"We have added another perspective to the overall picture by investigating the genetic mechanisms involved—in other words, the gene expression rather than the genetic code affected during pathology," said Dr. Shomron. "I expect that further understanding of the mechanisms involved in teratogens and how they induce phocomelia will help reveal the dangers associated with toxins and will also reveal the underlying functional role of genes and microRNAs modulating genetic expression in the process."

Dr. Shomron said the work carried out by the team addresses a long-standing paradigm of limb malformation in mammals and reflects the role that epigenetic regulation, as opposed to genetic regulation, plays in the development of disease.
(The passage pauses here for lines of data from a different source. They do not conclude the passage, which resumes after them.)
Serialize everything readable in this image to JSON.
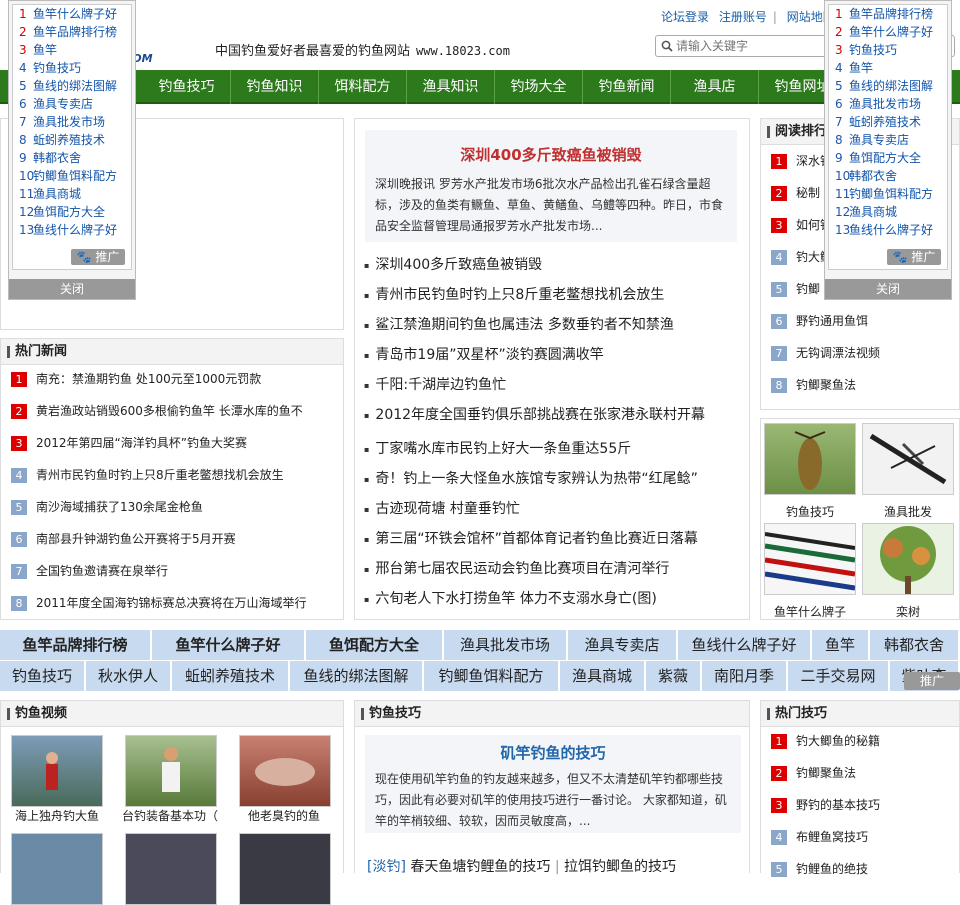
{
  "header": {
    "slogan": "中国钓鱼爱好者最喜爱的钓鱼网站",
    "url": "www.18023.com",
    "toplinks": [
      "论坛登录",
      "注册账号",
      "网站地图"
    ],
    "search_placeholder": "请输入关键字"
  },
  "nav": [
    "钓鱼技巧",
    "钓鱼知识",
    "饵料配方",
    "渔具知识",
    "钓场大全",
    "钓鱼新闻",
    "渔具店",
    "钓鱼网址"
  ],
  "popup_left": {
    "items": [
      "鱼竿什么牌子好",
      "鱼竿品牌排行榜",
      "鱼竿",
      "钓鱼技巧",
      "鱼线的绑法图解",
      "渔具专卖店",
      "渔具批发市场",
      "蚯蚓养殖技术",
      "韩都衣舍",
      "钓鲫鱼饵料配方",
      "渔具商城",
      "鱼饵配方大全",
      "鱼线什么牌子好"
    ],
    "promo": "推广",
    "close": "关闭"
  },
  "popup_right": {
    "items": [
      "鱼竿品牌排行榜",
      "鱼竿什么牌子好",
      "钓鱼技巧",
      "鱼竿",
      "鱼线的绑法图解",
      "渔具批发市场",
      "蚯蚓养殖技术",
      "渔具专卖店",
      "鱼饵配方大全",
      "韩都衣舍",
      "钓鲫鱼饵料配方",
      "渔具商城",
      "鱼线什么牌子好"
    ],
    "promo": "推广",
    "close": "关闭"
  },
  "hot_news": {
    "title": "热门新闻",
    "items": [
      "南充：禁渔期钓鱼 处100元至1000元罚款",
      "黄岩渔政站销毁600多根偷钓鱼竿 长潭水库的鱼不",
      "2012年第四届“海洋钓具杯”钓鱼大奖赛",
      "青州市民钓鱼时钓上只8斤重老鳖想找机会放生",
      "南沙海域捕获了130余尾金枪鱼",
      "南部县升钟湖钓鱼公开赛将于5月开赛",
      "全国钓鱼邀请赛在泉举行",
      "2011年度全国海钓锦标赛总决赛将在万山海域举行"
    ]
  },
  "center": {
    "featured_title": "深圳400多斤致癌鱼被销毁",
    "featured_text": "深圳晚报讯 罗芳水产批发市场6批次水产品检出孔雀石绿含量超标，涉及的鱼类有鳜鱼、草鱼、黄鳝鱼、乌鳢等四种。昨日，市食品安全监督管理局通报罗芳水产批发市场...",
    "news": [
      "深圳400多斤致癌鱼被销毁",
      "青州市民钓鱼时钓上只8斤重老鳖想找机会放生",
      "鲨江禁渔期间钓鱼也属违法 多数垂钓者不知禁渔",
      "青岛市19届”双星杯”淡钓赛圆满收竿",
      "千阳:千湖岸边钓鱼忙",
      "2012年度全国垂钓俱乐部挑战赛在张家港永联村开幕",
      "丁家嘴水库市民钓上好大一条鱼重达55斤",
      "奇！钓上一条大怪鱼水族馆专家辨认为热带“红尾鲶”",
      "古迹现荷塘 村童垂钓忙",
      "第三届“环铁会馆杯”首都体育记者钓鱼比赛近日落幕",
      "邢台第七届农民运动会钓鱼比赛项目在清河举行",
      "六旬老人下水打捞鱼竿 体力不支溺水身亡(图)"
    ]
  },
  "reading_rank": {
    "title": "阅读排行",
    "items": [
      "深水钓",
      "秘制",
      "如何钓",
      "钓大鲫",
      "钓鲫",
      "野钓通用鱼饵",
      "无钩调漂法视频",
      "钓鲫聚鱼法"
    ]
  },
  "image_links": [
    "钓鱼技巧",
    "渔具批发",
    "鱼竿什么牌子",
    "栾树"
  ],
  "tags_row1": [
    "鱼竿品牌排行榜",
    "鱼竿什么牌子好",
    "鱼饵配方大全",
    "渔具批发市场",
    "渔具专卖店",
    "鱼线什么牌子好",
    "鱼竿",
    "韩都衣舍"
  ],
  "tags_row2": [
    "钓鱼技巧",
    "秋水伊人",
    "蚯蚓养殖技术",
    "鱼线的绑法图解",
    "钓鲫鱼饵料配方",
    "渔具商城",
    "紫薇",
    "南阳月季",
    "二手交易网",
    "紫叶李"
  ],
  "tags_promo": "推广",
  "video": {
    "title": "钓鱼视频",
    "items": [
      "海上独舟钓大鱼",
      "台钓装备基本功（",
      "他老臭钓的鱼"
    ]
  },
  "tips": {
    "title": "钓鱼技巧",
    "featured_title": "矶竿钓鱼的技巧",
    "featured_text": "现在使用矶竿钓鱼的钓友越来越多，但又不太清楚矶竿钓都哪些技巧，因此有必要对矶竿的使用技巧进行一番讨论。 大家都知道，矶竿的竿梢较细、较软，因而灵敏度高，...",
    "line_tag": "[淡钓]",
    "line_a": "春天鱼塘钓鲤鱼的技巧",
    "line_b": "拉饵钓鲫鱼的技巧"
  },
  "hot_tips": {
    "title": "热门技巧",
    "items": [
      "钓大鲫鱼的秘籍",
      "钓鲫聚鱼法",
      "野钓的基本技巧",
      "布鲤鱼窝技巧",
      "钓鲤鱼的绝技"
    ]
  }
}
In other words, embryonic development can be caused by a genetic mutation (a "mis-print" in the book of life) or, in this case, by turning the genes on or off without any change in the genetic code itself. Dr. Shomron and his team are currently studying the effects of other toxins on the mal-development of mammalian embryos.

Explore further: Severe forms of congenital heart disease caused by variants of the NR2F2 gene

Related Stories

Severe forms of congenital heart disease caused by variants of the NR2F2 gene

April 8, 2014
(Medical Xpress)—Researchers have explored the role of a master gene that controls the functioning of other genes involved in heart development. Variations in this gene - NR2F2 - are responsible for the development of severe ...

Sniffing out schizophrenia: Neurons in the nose could be the key to early, fast, and accurate diagnosis

April 29, 2013
(Medical Xpress)—A debilitating mental illness, schizophrenia can be difficult to diagnose. Because physiological evidence confirming the disease can only be gathered from the brain during an autopsy, mental health professionals ...

Important discovery for the diagnosis of genetic diseases

January 16, 2014
A study conducted by Marie Kmita's team at the IRCM, in collaboration with Josée Dostie at McGill University, shows the importance of the chromatin architecture in controlling the activity of genes, especially those required ...

Recommended for you

Rise in preterm births linked to clinical intervention

January 18, 2018
Research at the University of Adelaide shows preterm births in South Australia have increased by 40 percent over 28 years and early intervention by medical professionals has resulted in the majority of the increase.

New report calls into question effectiveness of pregnancy anti-nausea drug

January 17, 2018
Previously unpublished information from the clinical trial that the U.S. Food and Drug Administration relied on to approve the most commonly prescribed medicine for nausea in pregnancy indicates the drug is not effective, ...

New study finds 'baby brain' is real, but the cause remains mysterious

January 15, 2018
So-called "baby brain" refers to increased forgetfulness, inattention, and mental "fogginess" reported by four out of five pregnant women. These changes in brain function during pregnancy have long been recognised in midwifery ...

Sleep quality improves with help of incontinence drug

January 12, 2018
A drug used to curtail episodes of urinary incontinence in women also improves quality of sleep, a researcher at the Stanford University School of Medicine reports.

Frozen embryos result in just as many live births in IVF

January 10, 2018
Freezing and subsequent transfer of embryos gives infertile couples just as much of a chance of having a child as using fresh embryos for in vitro fertilization (IVF), research from Ho Chi Minh City, Vietnam, and Adelaide, ...

Study suggests air pollution breathed in the months before and after conception increases chance of birth defects

January 8, 2018
A team of researchers with the University of Cincinnati and Cincinnati Children's Hospital has found evidence that indicates that pre-and post-pregnant women living in an area with air pollution are at an increased risk of ...

0 comments

Please sign in to add a comment. Registration is free, and takes less than a minute. Read more

Click here to reset your password.
Sign in to get notified via email when new comments are made.